┌─ Extracted material

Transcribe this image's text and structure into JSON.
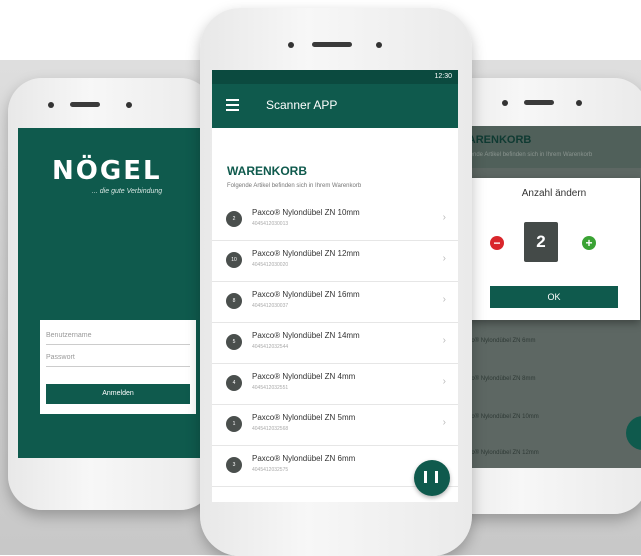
{
  "left_phone": {
    "logo": "NÖGEL",
    "tagline": "... die gute Verbindung",
    "login": {
      "username_placeholder": "Benutzername",
      "password_placeholder": "Passwort",
      "button": "Anmelden"
    }
  },
  "center_phone": {
    "status_time": "12:30",
    "app_title": "Scanner APP",
    "cart_title": "WARENKORB",
    "cart_subtitle": "Folgende Artikel befinden sich in Ihrem Warenkorb",
    "items": [
      {
        "qty": "2",
        "name": "Paxco® Nylondübel ZN 10mm",
        "code": "4045412030013"
      },
      {
        "qty": "10",
        "name": "Paxco® Nylondübel ZN 12mm",
        "code": "4045412030020"
      },
      {
        "qty": "8",
        "name": "Paxco® Nylondübel ZN 16mm",
        "code": "4045412030037"
      },
      {
        "qty": "5",
        "name": "Paxco® Nylondübel ZN 14mm",
        "code": "4045412032544"
      },
      {
        "qty": "4",
        "name": "Paxco® Nylondübel ZN 4mm",
        "code": "4045412032551"
      },
      {
        "qty": "1",
        "name": "Paxco® Nylondübel ZN 5mm",
        "code": "4045412032568"
      },
      {
        "qty": "3",
        "name": "Paxco® Nylondübel ZN 6mm",
        "code": "4045412032575"
      }
    ]
  },
  "right_phone": {
    "header_title": "WARENKORB",
    "header_sub": "Folgende Artikel befinden sich in Ihrem Warenkorb",
    "dialog": {
      "title": "Anzahl ändern",
      "value": "2",
      "ok": "OK"
    },
    "rows": [
      "Paxco® Nylondübel ZN 6mm",
      "Paxco® Nylondübel ZN 8mm",
      "Paxco® Nylondübel ZN 10mm",
      "Paxco® Nylondübel ZN 12mm"
    ]
  },
  "colors": {
    "brand_green": "#0f5a4d",
    "minus_red": "#d9262b",
    "plus_green": "#3aa334"
  }
}
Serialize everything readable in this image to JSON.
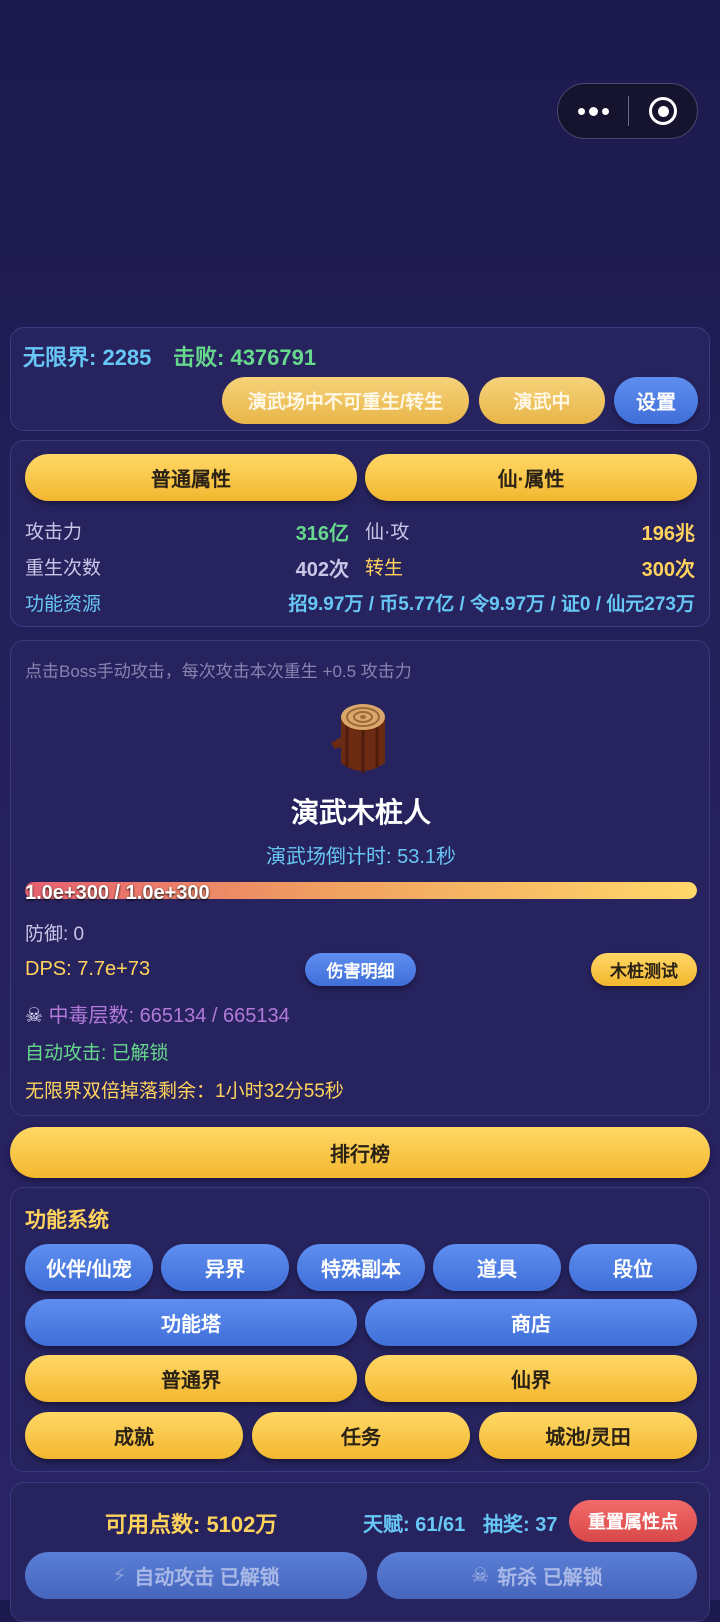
{
  "capsule": {
    "more_icon": "more-dots-icon",
    "close_icon": "target-circle-icon"
  },
  "stats_bar": {
    "realm_label": "无限界:",
    "realm_value": "2285",
    "defeat_label": "击败:",
    "defeat_value": "4376791",
    "btn_rebirth": "演武场中不可重生/转生",
    "btn_training": "演武中",
    "btn_settings": "设置"
  },
  "attributes": {
    "tab_normal": "普通属性",
    "tab_immortal": "仙·属性",
    "attack_label": "攻击力",
    "attack_value": "316亿",
    "immortal_attack_label": "仙·攻",
    "immortal_attack_value": "196兆",
    "rebirth_label": "重生次数",
    "rebirth_value": "402次",
    "reincarnation_label": "转生",
    "reincarnation_value": "300次",
    "resources_label": "功能资源",
    "resources_value": "招9.97万 / 币5.77亿 / 令9.97万 / 证0 / 仙元273万"
  },
  "boss": {
    "hint": "点击Boss手动攻击，每次攻击本次重生 +0.5 攻击力",
    "name": "演武木桩人",
    "countdown": "演武场倒计时: 53.1秒",
    "hp_text": "1.0e+300 / 1.0e+300",
    "hp_fraction": 1.0,
    "defense": "防御: 0",
    "dps": "DPS: 7.7e+73",
    "btn_damage_detail": "伤害明细",
    "btn_stump_test": "木桩测试",
    "poison": "中毒层数: 665134 / 665134",
    "auto_attack": "自动攻击: 已解锁",
    "double_drop": "无限界双倍掉落剩余：1小时32分55秒"
  },
  "leaderboard": "排行榜",
  "functions": {
    "title": "功能系统",
    "row1": [
      "伙伴/仙宠",
      "异界",
      "特殊副本",
      "道具",
      "段位"
    ],
    "row2": [
      "功能塔",
      "商店"
    ],
    "row3": [
      "普通界",
      "仙界"
    ],
    "row4": [
      "成就",
      "任务",
      "城池/灵田"
    ]
  },
  "bottom": {
    "points": "可用点数: 5102万",
    "talent": "天赋: 61/61",
    "lottery": "抽奖: 37",
    "btn_reset": "重置属性点",
    "btn_auto_attack": "自动攻击 已解锁",
    "btn_kill": "斩杀 已解锁"
  },
  "colors": {
    "cyan": "#67c7f5",
    "green": "#66d98c",
    "gold": "#ffd35c",
    "purple": "#b27ad9",
    "bg": "#1c1a4d"
  }
}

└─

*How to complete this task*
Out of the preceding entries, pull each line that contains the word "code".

*Written response*
        "code": "4045412030013"
        "code": "4045412030020"
        "code": "4045412030037"
        "code": "4045412032544"
        "code": "4045412032551"
        "code": "4045412032568"
        "code": "4045412032575"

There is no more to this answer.